Learn which plants thrive in your Hardiness Zone with our new interactive map!

How to Take Care of Ginger Plants

By Melissa Lewis ; Updated September 21, 2017
Grow your own ginger for its roots.
ginger root image by Neelrad from Fotolia.com

Ginger plants are members of the Zingiberaceae family with more than 1,300 species native to various tropical areas worldwide. Ginger is often grown as ornamental plants in gardens and along borders with its green foliage and colorful blooms. It is also grown for culinary purposes. The flavorful roots found most often in grocery stores are from the variety Zingiber officinale. Ginger can be planted outdoors or in containers and, with proper care, will thrive.

Keep the soil where ginger is planted moist, but not soggy from spring until fall. Watering ginger one to two times a week with an inch of water will usually suffice. If the ginger is in a container, water until the water drains out the bottom and discard any extra water that accumulates in the drainage container.

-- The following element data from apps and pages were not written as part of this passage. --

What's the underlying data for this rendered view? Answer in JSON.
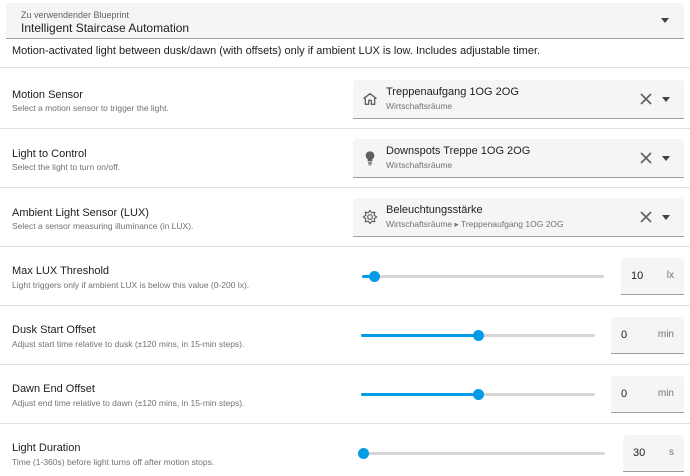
{
  "blueprint": {
    "label": "Zu verwendender Blueprint",
    "value": "Intelligent Staircase Automation",
    "icon": "chevron-down-icon"
  },
  "description": "Motion-activated light between dusk/dawn (with offsets) only if ambient LUX is low. Includes adjustable timer.",
  "pickers": [
    {
      "title": "Motion Sensor",
      "subtitle": "Select a motion sensor to trigger the light.",
      "icon": "home-icon",
      "entity_name": "Treppenaufgang 1OG 2OG",
      "entity_area": "Wirtschaftsräume"
    },
    {
      "title": "Light to Control",
      "subtitle": "Select the light to turn on/off.",
      "icon": "lightbulb-icon",
      "entity_name": "Downspots Treppe 1OG 2OG",
      "entity_area": "Wirtschaftsräume"
    },
    {
      "title": "Ambient Light Sensor (LUX)",
      "subtitle": "Select a sensor measuring illuminance (in LUX).",
      "icon": "brightness-icon",
      "entity_name": "Beleuchtungsstärke",
      "entity_area": "Wirtschaftsräume ▸ Treppenaufgang 1OG 2OG"
    }
  ],
  "sliders": [
    {
      "title": "Max LUX Threshold",
      "subtitle": "Light triggers only if ambient LUX is below this value (0-200 lx).",
      "value": "10",
      "unit": "lx",
      "fraction": 0.05
    },
    {
      "title": "Dusk Start Offset",
      "subtitle": "Adjust start time relative to dusk (±120 mins, in 15-min steps).",
      "value": "0",
      "unit": "min",
      "fraction": 0.5
    },
    {
      "title": "Dawn End Offset",
      "subtitle": "Adjust end time relative to dawn (±120 mins, in 15-min steps).",
      "value": "0",
      "unit": "min",
      "fraction": 0.5
    },
    {
      "title": "Light Duration",
      "subtitle": "Time (1-360s) before light turns off after motion stops.",
      "value": "30",
      "unit": "s",
      "fraction": 0.0
    }
  ],
  "colors": {
    "accent": "#039be5",
    "icon": "#616161"
  }
}
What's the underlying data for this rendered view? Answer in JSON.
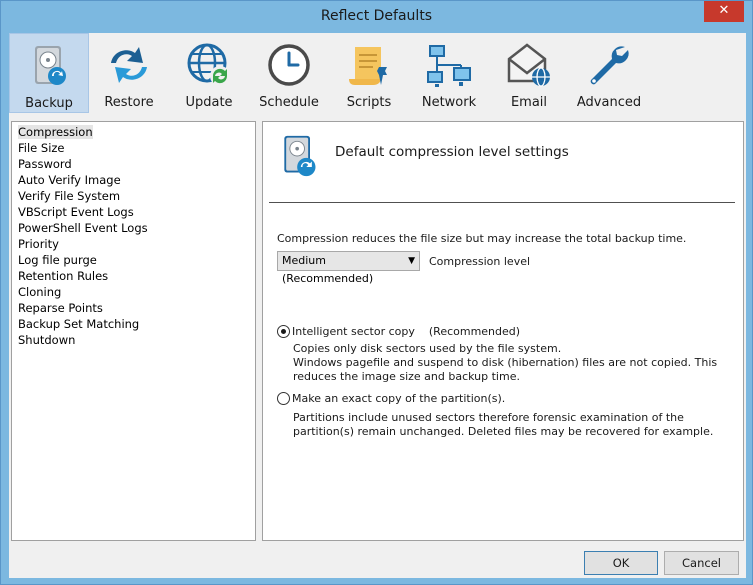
{
  "window": {
    "title": "Reflect Defaults",
    "close_glyph": "✕"
  },
  "toolbar": [
    {
      "label": "Backup",
      "icon": "backup-disk-icon",
      "active": true
    },
    {
      "label": "Restore",
      "icon": "restore-arrows-icon"
    },
    {
      "label": "Update",
      "icon": "update-globe-icon"
    },
    {
      "label": "Schedule",
      "icon": "clock-icon"
    },
    {
      "label": "Scripts",
      "icon": "script-scroll-icon"
    },
    {
      "label": "Network",
      "icon": "network-icon"
    },
    {
      "label": "Email",
      "icon": "email-envelope-icon"
    },
    {
      "label": "Advanced",
      "icon": "wrench-icon"
    }
  ],
  "tree": [
    "Compression",
    "File Size",
    "Password",
    "Auto Verify Image",
    "Verify File System",
    "VBScript Event Logs",
    "PowerShell Event Logs",
    "Priority",
    "Log file purge",
    "Retention Rules",
    "Cloning",
    "Reparse Points",
    "Backup Set Matching",
    "Shutdown"
  ],
  "panel": {
    "title": "Default compression level settings",
    "description": "Compression reduces the file size but may increase the total backup time.",
    "compression": {
      "selected": "Medium (Recommended)",
      "caption": "Compression level"
    },
    "option1": {
      "label": "Intelligent sector copy",
      "note": "(Recommended)",
      "desc1": "Copies only disk sectors used by the file system.",
      "desc2": "Windows pagefile and suspend to disk (hibernation) files are not copied. This reduces the image size and backup time."
    },
    "option2": {
      "label": "Make an exact copy of the partition(s).",
      "desc": "Partitions include unused sectors therefore forensic examination of the partition(s) remain unchanged. Deleted files may be recovered for example."
    }
  },
  "buttons": {
    "ok": "OK",
    "cancel": "Cancel"
  }
}
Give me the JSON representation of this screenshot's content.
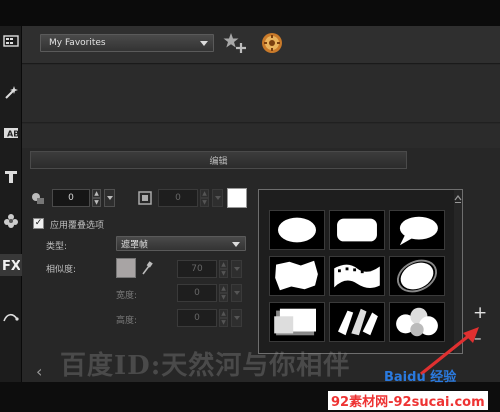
{
  "favorites": {
    "selected": "My Favorites",
    "add_icon": "star-plus-icon",
    "options_icon": "gear-circle-icon"
  },
  "toolbar_icons": [
    "media-icon",
    "instant-project-icon",
    "transition-icon",
    "title-icon",
    "graphic-icon",
    "filter-icon",
    "path-icon"
  ],
  "edit_label": "编辑",
  "border": {
    "value": "0",
    "icon": "border-icon"
  },
  "shadow": {
    "value": "0"
  },
  "overlay_checkbox": {
    "label": "应用覆叠选项",
    "checked": true
  },
  "type": {
    "label": "类型:",
    "value": "遮罩帧"
  },
  "similarity": {
    "label": "相似度:",
    "value": "70"
  },
  "width": {
    "label": "宽度:",
    "value": "0"
  },
  "height": {
    "label": "高度:",
    "value": "0"
  },
  "mask_frames": [
    "ellipse",
    "rounded-rect",
    "speech-bubble",
    "torn-paper",
    "film-strip",
    "splash",
    "brush-rect",
    "broken-shards",
    "bubbles"
  ],
  "controls": {
    "add": "+",
    "remove": "–",
    "back": "‹"
  },
  "colors": {
    "accent": "#e03030",
    "background": "#272727"
  },
  "watermark": "百度ID:天然河与你相伴",
  "logo": "Baidu 经验",
  "site": "92素材网-92sucai.com"
}
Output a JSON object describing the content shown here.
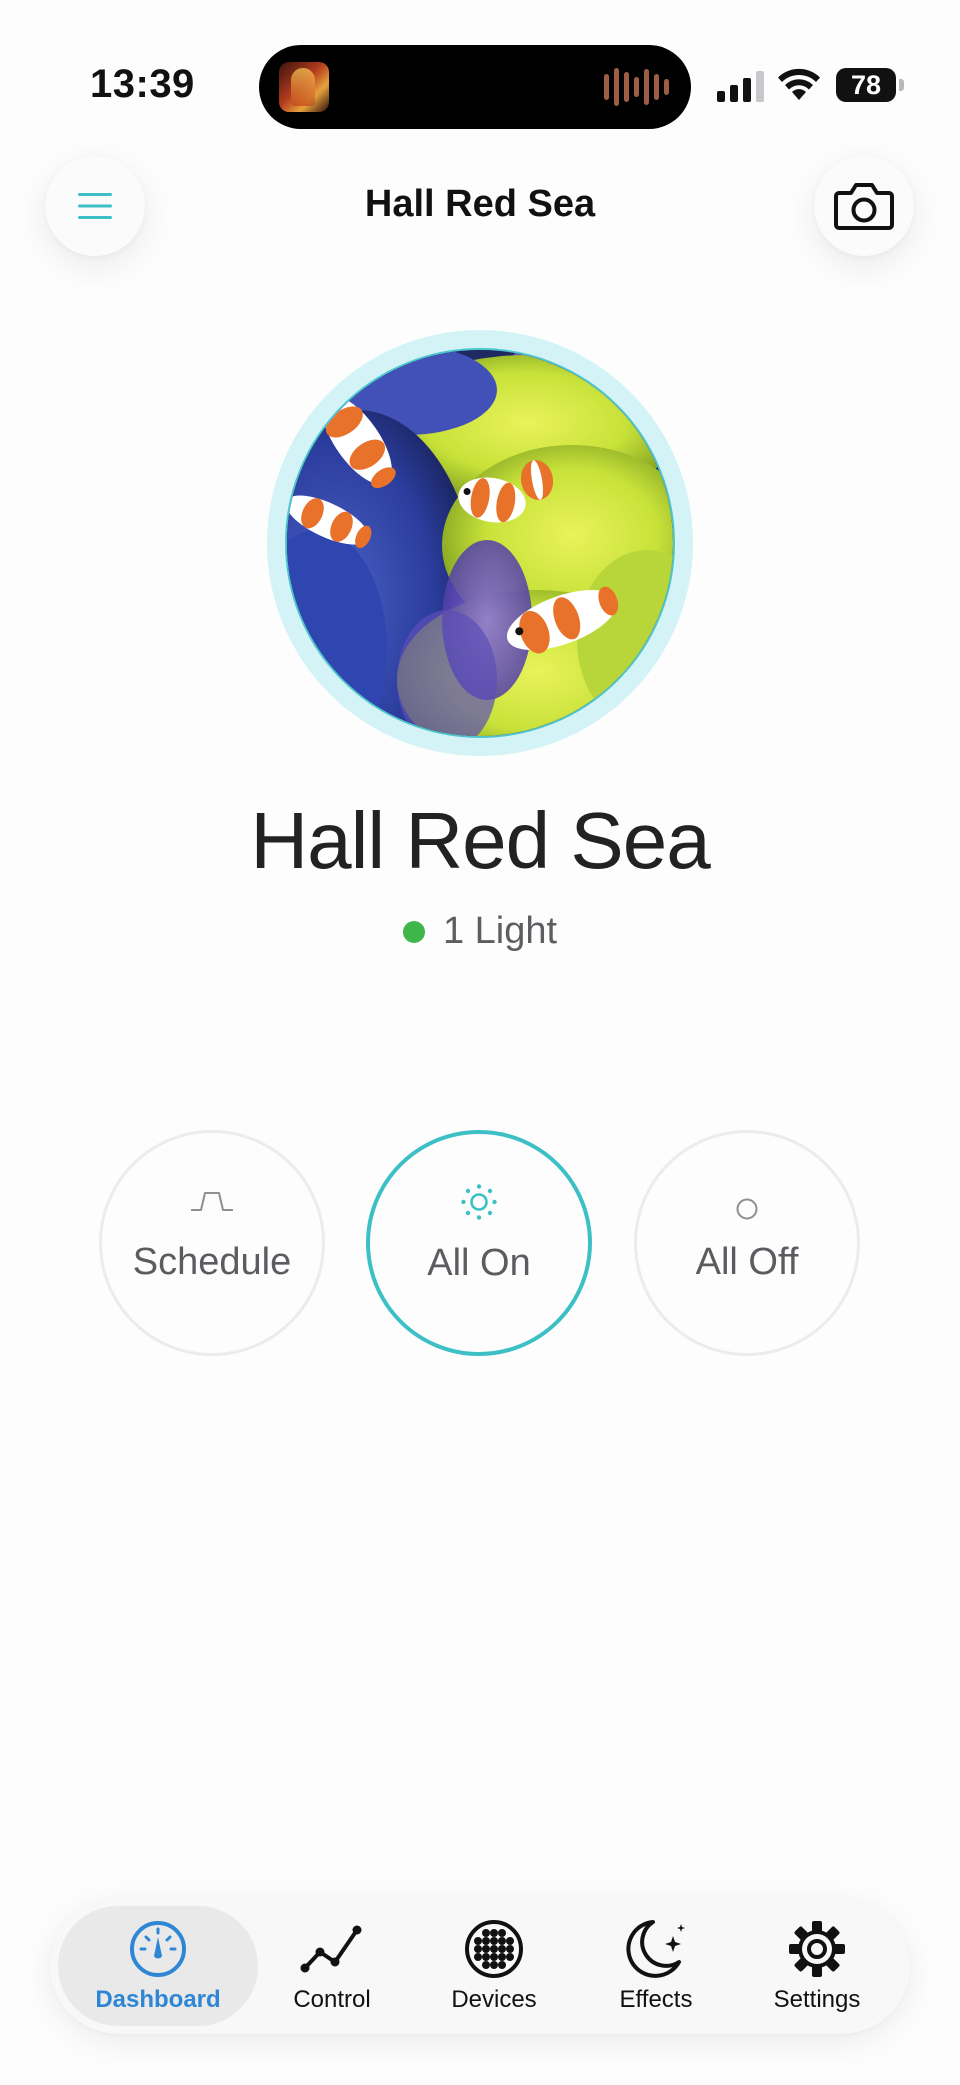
{
  "status_bar": {
    "time": "13:39",
    "battery": "78",
    "icons": [
      "now-playing-artwork",
      "audio-waveform",
      "cellular-signal",
      "wifi",
      "battery"
    ]
  },
  "header": {
    "title": "Hall Red Sea",
    "menu_icon": "hamburger-menu-icon",
    "camera_icon": "camera-icon"
  },
  "tank": {
    "name": "Hall Red Sea",
    "status_text": "1 Light",
    "status_color": "#3fb64a",
    "ring_color": "#d3f3f6",
    "photo": "clownfish-on-anemones"
  },
  "modes": [
    {
      "label": "Schedule",
      "icon": "schedule-pulse-icon",
      "active": false
    },
    {
      "label": "All On",
      "icon": "sun-icon",
      "active": true
    },
    {
      "label": "All Off",
      "icon": "circle-off-icon",
      "active": false
    }
  ],
  "tabs": [
    {
      "label": "Dashboard",
      "icon": "gauge-icon",
      "active": true
    },
    {
      "label": "Control",
      "icon": "line-chart-icon",
      "active": false
    },
    {
      "label": "Devices",
      "icon": "led-grid-icon",
      "active": false
    },
    {
      "label": "Effects",
      "icon": "moon-stars-icon",
      "active": false
    },
    {
      "label": "Settings",
      "icon": "gear-icon",
      "active": false
    }
  ],
  "colors": {
    "accent": "#3cc0c6",
    "tab_active": "#2f86d4",
    "text_primary": "#111111",
    "text_secondary": "#5b5b60"
  }
}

Fertilizer container-grown ginger only. Use an all-purpose houseplant fertilizer and read the dosing instructions on the label. Repeat monthly. Water immediately after fertilizing.

Relocate ginger out of full sun and into partial shade if its leaves are yellowing. If ginger is planted in the garden, plant a tall plant, such as an ornamental grass, about 2 to 4 feet away on the northwest side of the ginger plant.

Move potted ginger indoors to a sunny location before the first frost in USDA zones 8 and colder. In zones 9 and warmer, you can keep container ginger plants outdoors.

Protect garden gingers in zones 8 and colder during the winter months. If you have a garden ginger in zone 8, lay approximately 2 to 3 inches of mulch, such as leaf mold, grass clippings or bark mulch, around the base of the plant to keep it warm. In colder zones, gently dig up the rhizomes after the first fall frost and store them covered in pine bark mulch in an area, like a garage, that is around 55 degrees F. Plant again in the spring after the last frost.


Things You Will Need

  • Water
  • Fertilizer
  • Mulch

About the Author


Melissa Lewis is a former elementary classroom teacher and media specialist. She has also written for various online publications. Lewis holds a Bachelor of Arts in psychology from the University of Maryland Baltimore County.